From UI Communications
“Iodine is much more benign,” said Davico.
It is also quite a versatile element. In solution form, it is used as a topical antiseptic. As a salt, it is an additive to table salt. Now, as an ion, it provides the answer to a problem organic chemists have spent years looking for – how to efficiently and selectively break the carbon-hydrogen bond in hydrocarbons.
“From a chemistry point of view, this reaction is a milestone,” he said.
Prior work by scientists in California and the Netherlands identified iodine as a possible catalyst for the reaction. But the equipment to test iodine as a catalyst did not exist.
Davico and his students spent nearly four years and $250,000
in grant money to design and build a piece of equipment where the reaction
could occur and be studied in detail.
Over the past four years, two graduate students and four undergraduate students assisted in building the instrument.
“It gave the students a whole different educational experience,” said Davico.
He remembers when a specialized moving crew had to be hired to lift a two-ton pump to his second-floor lab in Renfrew Hall. “The first time we turned it on, the whole building rattled,” said Davico. “We had to do some modifications.”
The work paid off.
“Our instrument gave us the capability to do things others couldn’t,” said Davico. “We were able to nail down how the reaction happened and why it happened, which allows for a rational design of even better catalysts.”
The researcher says work will continue to enhance the properties of iodine as a catalyst. He also will look at other elements and compounds that could prove to be an even more efficient catalyst.

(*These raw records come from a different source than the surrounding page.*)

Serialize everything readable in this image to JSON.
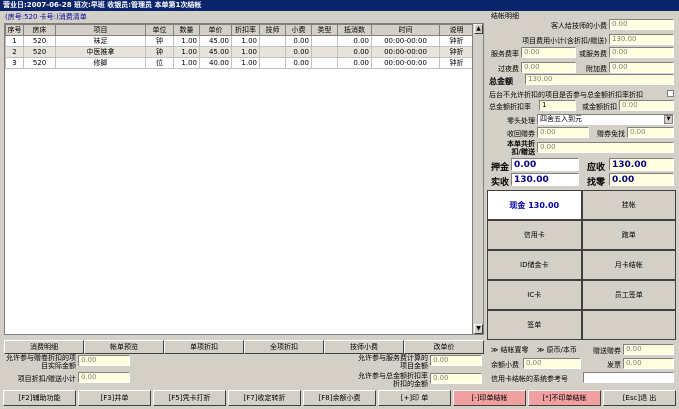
{
  "titlebar": "营业日:2007-06-28 班次:早班 收银员:管理员 本单第1次结帐",
  "bill_title": "(房号:520 卡号:)消费清单",
  "table": {
    "headers": [
      "序号",
      "房床",
      "项目",
      "单位",
      "数量",
      "单价",
      "折扣率",
      "技师",
      "小费",
      "类型",
      "抵消数",
      "时间",
      "说明"
    ],
    "rows": [
      [
        "1",
        "520",
        "袜足",
        "钟",
        "1.00",
        "45.00",
        "1.00",
        "",
        "0.00",
        "",
        "0.00",
        "00:00-00:00",
        "钟折"
      ],
      [
        "2",
        "520",
        "中医推拿",
        "钟",
        "1.00",
        "45.00",
        "1.00",
        "",
        "0.00",
        "",
        "0.00",
        "00:00-00:00",
        "钟折"
      ],
      [
        "3",
        "520",
        "修脚",
        "位",
        "1.00",
        "40.00",
        "1.00",
        "",
        "0.00",
        "",
        "0.00",
        "00:00-00:00",
        "钟折"
      ]
    ]
  },
  "action_buttons": [
    "消费明细",
    "帐单预览",
    "单项折扣",
    "全项折扣",
    "技师小费",
    "改单价"
  ],
  "lower": {
    "l1": "允许参与赠卷折扣的项目实际金额",
    "v1": "0.00",
    "l2": "项目折扣/赠送小计",
    "v2": "0.00",
    "l3": "允许参与服务费计算的项目金额",
    "v3": "0.00",
    "l4": "允许参与总金额折扣率折扣的金额",
    "v4": "0.00"
  },
  "panel": {
    "title": "结帐明细",
    "tip_label": "客人给技师的小费",
    "tip": "0.00",
    "subtotal_label": "项目费用小计(含折扣/赠送)",
    "subtotal": "130.00",
    "service_fee_label": "服务费率",
    "service_fee": "0.00",
    "service_charge_label": "或服务费",
    "service_charge": "0.00",
    "overnight_label": "过夜费",
    "overnight": "0.00",
    "extra_label": "附加费",
    "extra": "0.00",
    "total_label": "总金额",
    "total": "130.00",
    "disc_note": "后台不允许折扣的项目是否参与总金额折扣率折扣",
    "total_disc_label": "总金额折扣率",
    "total_disc": "1",
    "or_total_disc_label": "或金额折扣",
    "or_total_disc": "0.00",
    "rounding_label": "零头处理",
    "rounding": "四舍五入到元",
    "coupon_label": "收回赠券",
    "coupon": "0.00",
    "coupon_free_label": "赠券免找",
    "coupon_free": "0.00",
    "bill_total_label": "本单共折扣/赠送",
    "bill_total": "0.00",
    "deposit_label": "押金",
    "deposit": "0.00",
    "receivable_label": "应收",
    "receivable": "130.00",
    "received_label": "实收",
    "received": "130.00",
    "change_label": "找零",
    "change": "0.00"
  },
  "pay": [
    "现金 130.00",
    "挂帐",
    "信用卡",
    "跑单",
    "ID储金卡",
    "月卡结帐",
    "IC卡",
    "员工签单",
    "签单",
    ""
  ],
  "payfoot": {
    "zero_label": "≫ 结帐置零",
    "currency_label": "≫ 原币/本币",
    "gift_label": "赠送赠券",
    "gift": "0.00",
    "bal_label": "余额小费",
    "bal": "0.00",
    "invoice_label": "发票",
    "invoice": "0.00",
    "cc_label": "信用卡结帐的系统参考号"
  },
  "bottom": [
    "[F2]辅助功能",
    "[F3]并单",
    "[F5]凭卡打折",
    "[F7]收定转折",
    "[F8]余额小费",
    "[+]印 单",
    "[-]印单结帐",
    "[*]不印单结帐",
    "[Esc]退 出"
  ],
  "colors": {
    "titlebar": "#0a246a",
    "field": "#ffffe0",
    "active_pay": "#ffffff",
    "danger": "#f0a0a0"
  }
}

Davico’s work has been published in The Journal of Physical Chemistry and Chemical and Engineering News, the news magazine of the American Chemical Society.